--- DATA RECORDS ---
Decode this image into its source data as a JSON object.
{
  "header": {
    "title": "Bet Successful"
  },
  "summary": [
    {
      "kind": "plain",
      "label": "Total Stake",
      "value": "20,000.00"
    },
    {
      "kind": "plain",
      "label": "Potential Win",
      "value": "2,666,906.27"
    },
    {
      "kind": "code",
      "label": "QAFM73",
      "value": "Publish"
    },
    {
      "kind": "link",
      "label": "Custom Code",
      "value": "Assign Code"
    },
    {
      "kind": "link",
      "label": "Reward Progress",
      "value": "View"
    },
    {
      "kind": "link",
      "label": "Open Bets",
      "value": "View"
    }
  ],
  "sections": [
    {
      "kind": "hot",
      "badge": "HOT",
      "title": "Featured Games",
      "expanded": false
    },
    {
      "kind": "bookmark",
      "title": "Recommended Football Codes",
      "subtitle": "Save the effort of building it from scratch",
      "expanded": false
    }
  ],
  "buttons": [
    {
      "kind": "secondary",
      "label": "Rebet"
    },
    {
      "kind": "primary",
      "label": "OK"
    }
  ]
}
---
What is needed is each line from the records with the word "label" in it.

      "label": "Total Stake",
      "label": "Potential Win",
      "label": "QAFM73",
      "label": "Custom Code",
      "label": "Reward Progress",
      "label": "Open Bets",
      "label": "Rebet"
      "label": "OK"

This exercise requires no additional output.